You can find the original text at this Sado Nyumon.

How to Walk

You shouldn’t step on thresholds or edges of the tatami mats.

One tatami mat is about six feet long and half a tatami mat is three feet long, so walk planning on advancing forward at only a foot’s length. When you are not carrying anything, both hands should hang naturally in front. The position of the eyes is slightly lowered, rather than straight ahead.
Entering the tea room, enter with your left foot (first).

Walk as one tatami mat is about five steps (natural steps). Settling the hips, and putting strength into the lower abdomen, stand up straight. Pull the chin to the degree (as when) you look forward. As for the hands, if you are a man, the tips of your thumb and index finger meet, making a little circle. Then lower them to your side. If you are a woman, arranging your fingers naturally, lower them to the front. With each step, you should walk like you are slightly raising the tips of your toes and do not seperate the heels from the tatami.
Entering the tea room, enter with the right foot. Leaving, leave with the left foot.

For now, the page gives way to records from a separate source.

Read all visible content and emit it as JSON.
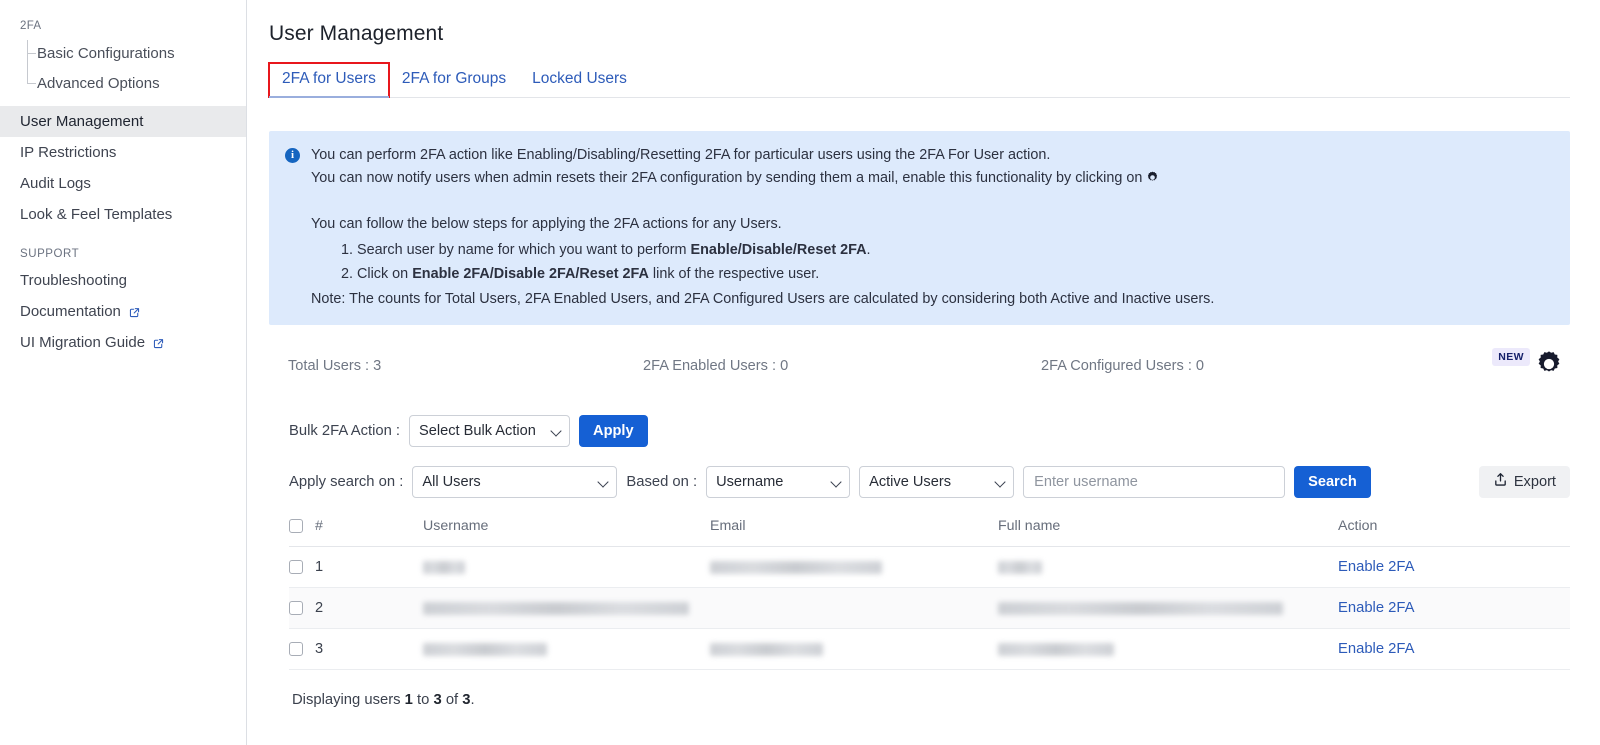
{
  "sidebar": {
    "group_label": "2FA",
    "tree_items": [
      {
        "label": "Basic Configurations",
        "name": "basic-configurations"
      },
      {
        "label": "Advanced Options",
        "name": "advanced-options"
      }
    ],
    "items": [
      {
        "label": "User Management",
        "name": "user-management",
        "active": true,
        "external": false
      },
      {
        "label": "IP Restrictions",
        "name": "ip-restrictions",
        "active": false,
        "external": false
      },
      {
        "label": "Audit Logs",
        "name": "audit-logs",
        "active": false,
        "external": false
      },
      {
        "label": "Look & Feel Templates",
        "name": "look-and-feel-templates",
        "active": false,
        "external": false
      }
    ],
    "support_label": "SUPPORT",
    "support_items": [
      {
        "label": "Troubleshooting",
        "name": "troubleshooting",
        "external": false
      },
      {
        "label": "Documentation",
        "name": "documentation",
        "external": true
      },
      {
        "label": "UI Migration Guide",
        "name": "ui-migration-guide",
        "external": true
      }
    ]
  },
  "page": {
    "title": "User Management"
  },
  "tabs": [
    {
      "label": "2FA for Users",
      "name": "tab-2fa-for-users",
      "active": true,
      "highlighted": true
    },
    {
      "label": "2FA for Groups",
      "name": "tab-2fa-for-groups",
      "active": false,
      "highlighted": false
    },
    {
      "label": "Locked Users",
      "name": "tab-locked-users",
      "active": false,
      "highlighted": false
    }
  ],
  "banner": {
    "line1": "You can perform 2FA action like Enabling/Disabling/Resetting 2FA for particular users using the 2FA For User action.",
    "line2_prefix": "You can now notify users when admin resets their 2FA configuration by sending them a mail, enable this functionality by clicking on",
    "line3": "You can follow the below steps for applying the 2FA actions for any Users.",
    "step1_prefix": "Search user by name for which you want to perform ",
    "step1_bold": "Enable/Disable/Reset 2FA",
    "step1_suffix": ".",
    "step2_prefix": "Click on ",
    "step2_bold": "Enable 2FA/Disable 2FA/Reset 2FA",
    "step2_suffix": " link of the respective user.",
    "note": "Note: The counts for Total Users, 2FA Enabled Users, and 2FA Configured Users are calculated by considering both Active and Inactive users."
  },
  "stats": {
    "total_users": "Total Users : 3",
    "enabled_users": "2FA Enabled Users : 0",
    "configured_users": "2FA Configured Users : 0",
    "new_badge": "NEW"
  },
  "bulk": {
    "label": "Bulk 2FA Action :",
    "select_value": "Select Bulk Action",
    "apply_label": "Apply"
  },
  "search": {
    "apply_label": "Apply search on :",
    "scope_value": "All Users",
    "based_label": "Based on :",
    "based_value": "Username",
    "status_value": "Active Users",
    "placeholder": "Enter username",
    "input_value": "",
    "search_label": "Search",
    "export_label": "Export"
  },
  "table": {
    "headers": [
      "#",
      "Username",
      "Email",
      "Full name",
      "Action"
    ],
    "rows": [
      {
        "num": "1",
        "username": "",
        "email": "",
        "fullname": "",
        "action": "Enable 2FA",
        "w_user": 42,
        "w_mail": 172,
        "w_full": 44
      },
      {
        "num": "2",
        "username": "",
        "email": "",
        "fullname": "",
        "action": "Enable 2FA",
        "w_user": 266,
        "w_mail": 0,
        "w_full": 285
      },
      {
        "num": "3",
        "username": "",
        "email": "",
        "fullname": "",
        "action": "Enable 2FA",
        "w_user": 124,
        "w_mail": 113,
        "w_full": 116
      }
    ]
  },
  "footer": {
    "prefix": "Displaying users ",
    "from": "1",
    "mid1": " to ",
    "to": "3",
    "mid2": " of ",
    "total": "3",
    "suffix": "."
  },
  "colors": {
    "accent": "#1560d4",
    "link": "#2d5bb9",
    "banner_bg": "#ddeafc",
    "highlight": "#e8171c",
    "badge_bg": "#ece9fb",
    "badge_text": "#17216b"
  }
}
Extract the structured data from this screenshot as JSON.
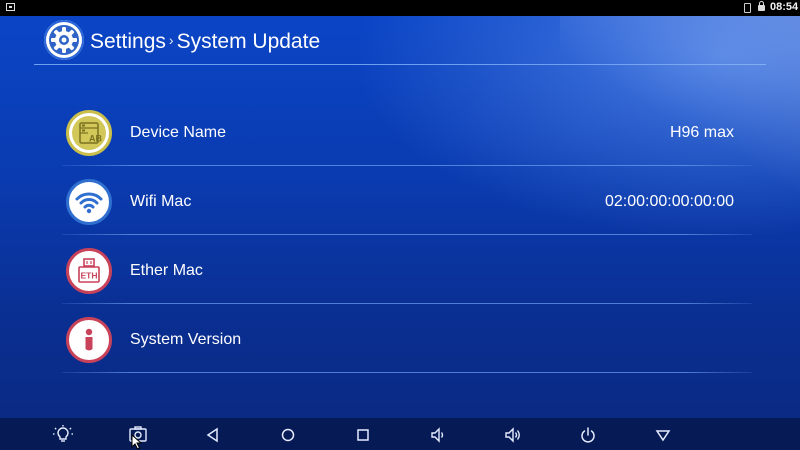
{
  "status_bar": {
    "time": "08:54"
  },
  "header": {
    "title": "Settings",
    "separator": "›",
    "subtitle": "System Update"
  },
  "rows": [
    {
      "label": "Device Name",
      "value": "H96 max",
      "icon": "device-name-icon",
      "icon_text": "AB"
    },
    {
      "label": "Wifi Mac",
      "value": "02:00:00:00:00:00",
      "icon": "wifi-icon"
    },
    {
      "label": "Ether Mac",
      "value": "",
      "icon": "ethernet-icon",
      "icon_text": "ETH"
    },
    {
      "label": "System Version",
      "value": "",
      "icon": "info-icon"
    }
  ],
  "colors": {
    "background_top": "#0b45c6",
    "background_bottom": "#0a2a84",
    "divider": "#6ea0f0",
    "navbar": "#061a56",
    "device_icon": "#c9bf4a",
    "wifi_icon": "#2f6fd0",
    "ethernet_icon": "#c8435a",
    "info_icon": "#c8435a"
  },
  "nav_bar": {
    "buttons": [
      "brightness-icon",
      "screenshot-icon",
      "back-icon",
      "home-icon",
      "recents-icon",
      "volume-down-icon",
      "volume-up-icon",
      "power-icon",
      "menu-down-icon"
    ]
  }
}
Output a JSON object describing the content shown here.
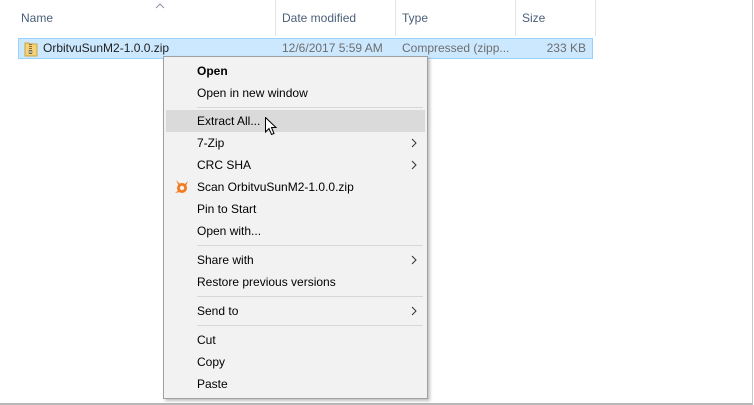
{
  "columns": {
    "name": "Name",
    "date_modified": "Date modified",
    "type": "Type",
    "size": "Size"
  },
  "file": {
    "name": "OrbitvuSunM2-1.0.0.zip",
    "date_modified": "12/6/2017 5:59 AM",
    "type": "Compressed (zipp...",
    "size": "233 KB",
    "icon": "zip-folder-icon"
  },
  "context_menu": {
    "open": "Open",
    "open_new_window": "Open in new window",
    "extract_all": "Extract All...",
    "seven_zip": "7-Zip",
    "crc_sha": "CRC SHA",
    "scan": "Scan OrbitvuSunM2-1.0.0.zip",
    "pin_to_start": "Pin to Start",
    "open_with": "Open with...",
    "share_with": "Share with",
    "restore_previous": "Restore previous versions",
    "send_to": "Send to",
    "cut": "Cut",
    "copy": "Copy",
    "paste": "Paste"
  },
  "colors": {
    "selection": "#cce8ff",
    "selection_border": "#99d1ff",
    "menu_background": "#f2f2f2",
    "menu_hover": "#dadada",
    "avast_orange": "#f47a20"
  }
}
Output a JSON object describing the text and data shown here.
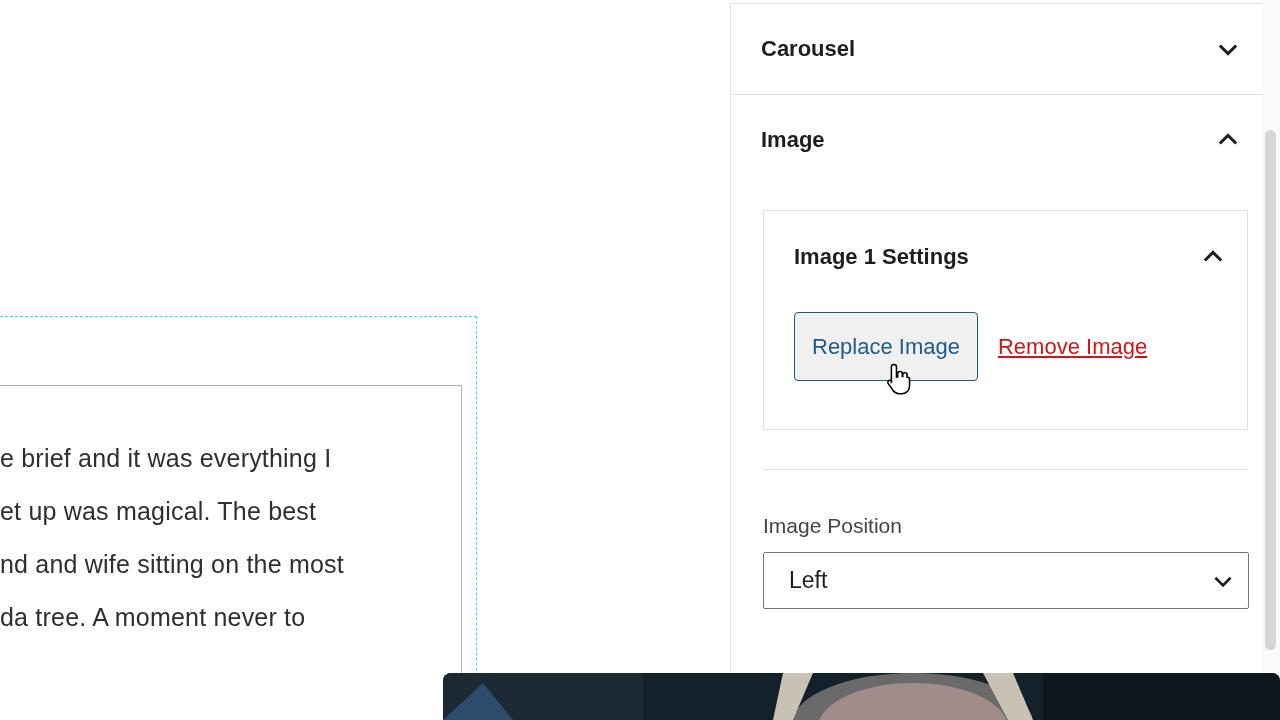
{
  "editor": {
    "paragraph_lines": [
      "e brief and it was everything I",
      "et up was magical. The best",
      "nd and wife sitting on the most",
      "da tree. A moment never to"
    ]
  },
  "sidebar": {
    "panels": [
      {
        "title": "Carousel",
        "expanded": false
      },
      {
        "title": "Image",
        "expanded": true
      }
    ],
    "image_settings": {
      "title": "Image 1 Settings",
      "expanded": true,
      "replace_button": "Replace Image",
      "remove_button": "Remove Image"
    },
    "image_position": {
      "label": "Image Position",
      "value": "Left"
    }
  }
}
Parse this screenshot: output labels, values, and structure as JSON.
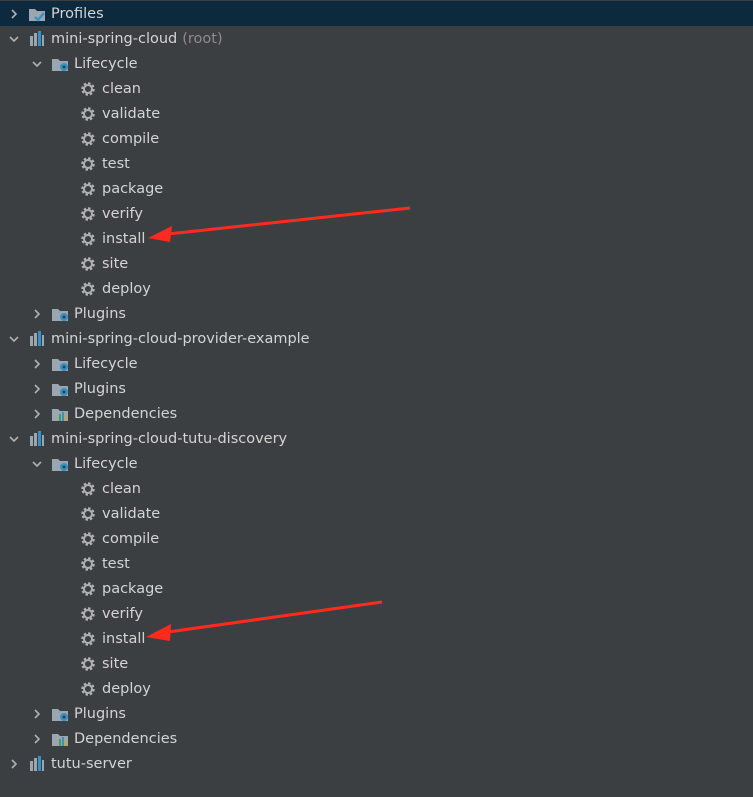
{
  "tree": {
    "profiles": "Profiles",
    "m1": {
      "name": "mini-spring-cloud",
      "suffix": "(root)",
      "lifecycle": "Lifecycle",
      "goals": [
        "clean",
        "validate",
        "compile",
        "test",
        "package",
        "verify",
        "install",
        "site",
        "deploy"
      ],
      "plugins": "Plugins"
    },
    "m2": {
      "name": "mini-spring-cloud-provider-example",
      "lifecycle": "Lifecycle",
      "plugins": "Plugins",
      "dependencies": "Dependencies"
    },
    "m3": {
      "name": "mini-spring-cloud-tutu-discovery",
      "lifecycle": "Lifecycle",
      "goals": [
        "clean",
        "validate",
        "compile",
        "test",
        "package",
        "verify",
        "install",
        "site",
        "deploy"
      ],
      "plugins": "Plugins",
      "dependencies": "Dependencies"
    },
    "m4": {
      "name": "tutu-server"
    }
  },
  "icons": {
    "expanded": "chevron-down-icon",
    "collapsed": "chevron-right-icon",
    "profiles": "profiles-folder-icon",
    "module": "maven-module-icon",
    "lifecycle": "lifecycle-folder-icon",
    "plugins": "plugins-folder-icon",
    "dependencies": "dependencies-folder-icon",
    "goal": "gear-icon",
    "annotation": "red-arrow-annotation"
  },
  "colors": {
    "background": "#3c3f41",
    "selection": "#0d293e",
    "text": "#d4d4d4",
    "muted": "#8c8c8c",
    "arrow": "#ff2a1f"
  }
}
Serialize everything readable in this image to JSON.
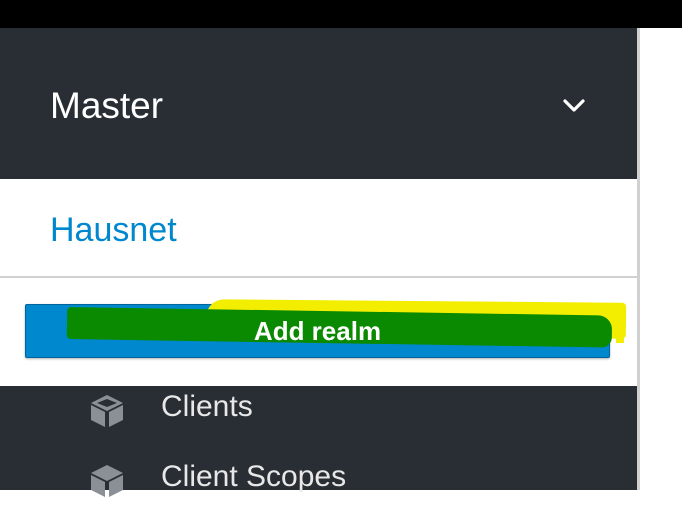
{
  "realm_selector": {
    "current_realm": "Master",
    "chevron_icon": "chevron-down-icon",
    "options": [
      {
        "label": "Hausnet"
      }
    ],
    "add_realm_label": "Add realm"
  },
  "nav": {
    "items": [
      {
        "label": "Clients",
        "icon": "cube-icon"
      },
      {
        "label": "Client Scopes",
        "icon": "cubes-icon"
      }
    ]
  },
  "colors": {
    "sidebar_bg": "#292e34",
    "accent": "#0088ce",
    "annotation_green": "#0a8a00",
    "annotation_yellow": "#f3ee00"
  }
}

You should aim to walk one tatami with six steps. Also, so that you interpose the center line of the tatami, walk both sides straightly. Shift your balance from one foot to the other. For example, when you step forward with your right foot, leave your balance in your left foot with the tip of the toe to the right foot you stepped forward with a little unsteady. Gradually shift your balance to the right foot as the right foot falls behind. At the same time, the left heel becomes unsteady. Next, the right foot holds your balance and the left foot advances. When the right foot passes right beside (your left), the tips of your feet appear level for a moment. As you continue forward and leave, the tip of the left toe becomes unsteady. If you repeat this movement, you can walk in a smooth manner.
Entering the tea room, enter with the foot (closest) to the pillar (supporting the wall). When you leave, there is no established rule.
NB: According to the matter of entering with the foot closest to the pillar, it is for the sake of turning your upper body in the direction of the guests. Therefore, according to the tea room, which foot–right or left–you enter with changes.